A new poem by Eric Ormsby

J.A. Dimling’s Shadow

His master’s name was J.A. Dimling too.
He dwelt in the shadow of his master’s name.
His own original name, now unpronounceable
in his own mouth, had been misplaced somewhere.
But J.A. Dimling resided in his name,
not merely took it as a moniker but
moved right in and set up housekeeping
the way a cuckoo confiscates the nest
of some lesser fledgling and will spread itself
until it has usurped the whole abode,
so J. A. Dimling in his hand-me-down name
assumed full occupancy.  He basked
in a dignity no poorer for being used before.
His manners had a burnished gravity those
initials, meaningless to him, conferred. The
owner of the name, and of the slave, old
J.A. himself, in his nondescript, pale
persona, faded next to his bought and sold namesake,
the rumbustious, jocular J.A.
Dimling who took glory in his once-
worn appellation; who had those initials
whitewashed on his tilty, dirt-floored hut,
bestowed a lineage on his skinny kids,
(the eldest, J.A. Dimling III, in deference
to his pallid faded boss and creditor.)
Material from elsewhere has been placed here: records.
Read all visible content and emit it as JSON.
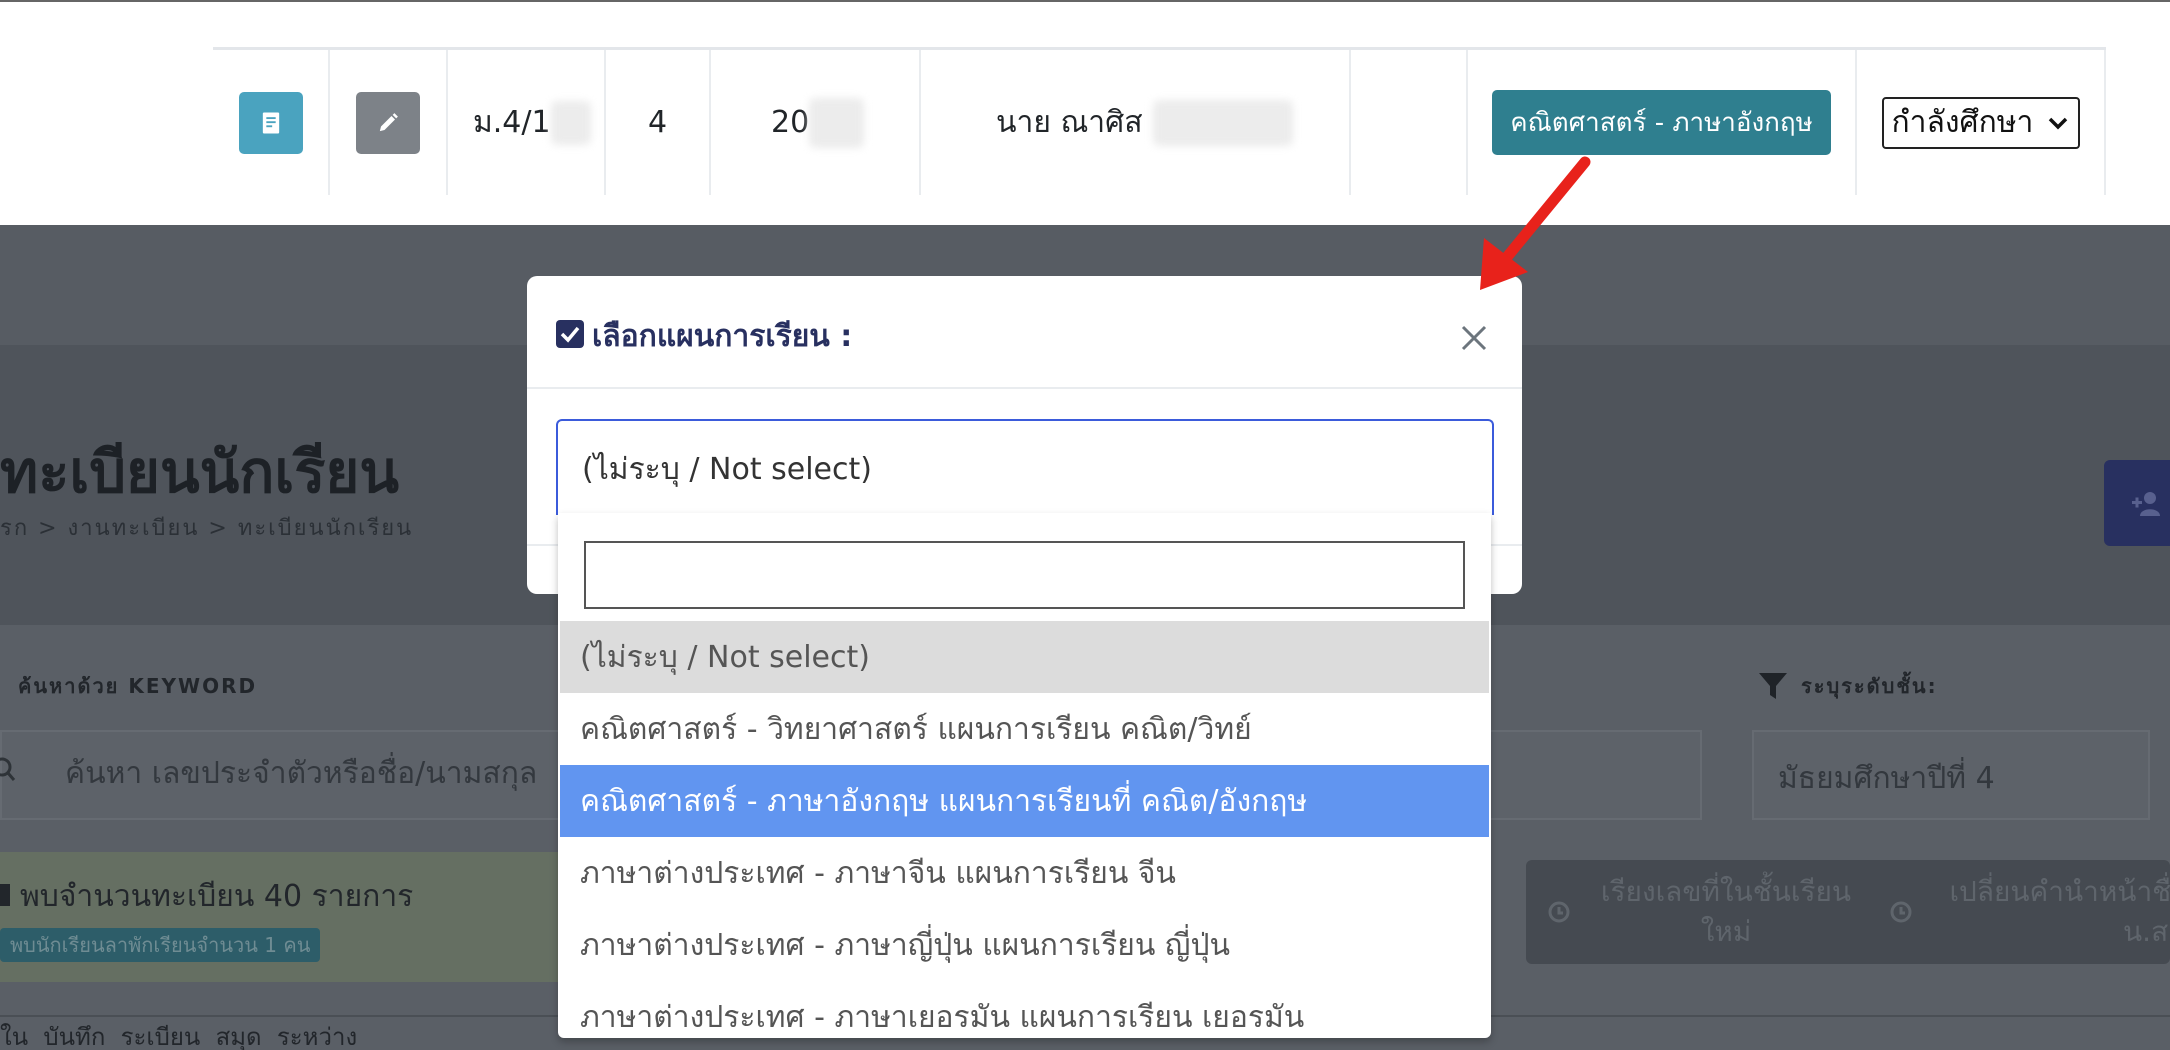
{
  "row": {
    "class": "ม.4/1",
    "number": "4",
    "student_id": "20",
    "name": "นาย ณาศิส",
    "plan_badge": "คณิตศาสตร์ - ภาษาอังกฤษ",
    "status": "กำลังศึกษา"
  },
  "background": {
    "title": "ทะเบียนนักเรียน",
    "breadcrumb": "รก > งานทะเบียน > ทะเบียนนักเรียน",
    "keyword_label": "ค้นหาด้วย KEYWORD",
    "search_placeholder": "ค้นหา เลขประจำตัวหรือชื่อ/นามสกุล",
    "level_label": "ระบุระดับชั้น:",
    "level_value": "มัธยมศึกษาปีที่ 4",
    "alert_text": "พบจำนวนทะเบียน 40 รายการ",
    "alert_badge": "พบนักเรียนลาพักเรียนจำนวน 1 คน",
    "btn_reorder": "เรียงเลขที่ในชั้นเรียนใหม่",
    "btn_prefix": "เปลี่ยนคำนำหน้าชื่อ น.ส.)",
    "table_head": "ใน  บันทึก  ระเบียน  สมุด  ระหว่าง"
  },
  "modal": {
    "title": "เลือกแผนการเรียน :",
    "selected": "(ไม่ระบุ / Not select)"
  },
  "dropdown": {
    "search_value": "",
    "options": [
      "(ไม่ระบุ / Not select)",
      "คณิตศาสตร์ - วิทยาศาสตร์ แผนการเรียน คณิต/วิทย์",
      "คณิตศาสตร์ - ภาษาอังกฤษ แผนการเรียนที่ คณิต/อังกฤษ",
      "ภาษาต่างประเทศ - ภาษาจีน แผนการเรียน จีน",
      "ภาษาต่างประเทศ - ภาษาญี่ปุ่น แผนการเรียน ญี่ปุ่น",
      "ภาษาต่างประเทศ - ภาษาเยอรมัน แผนการเรียน เยอรมัน"
    ]
  },
  "colors": {
    "info_btn": "#4aa3bf",
    "edit_btn": "#7d8288",
    "badge": "#2f7f8f",
    "highlight": "#6195f0",
    "arrow": "#e8221b"
  }
}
As J.A. paled and thinned, his more
substantial shadow darkened and became
macadam-black, alluvial, black as
the backside of an old man’s tears,
until his well-fleshed shadow blotted
out the sunlight on the sorghum fields.
I am J.A. Dimling, he proclaimed
without surreptitious swagger.  As J.A.
dimmed, a Dimling diminished to
the finest wisp, his darker
double flourished and grew thick.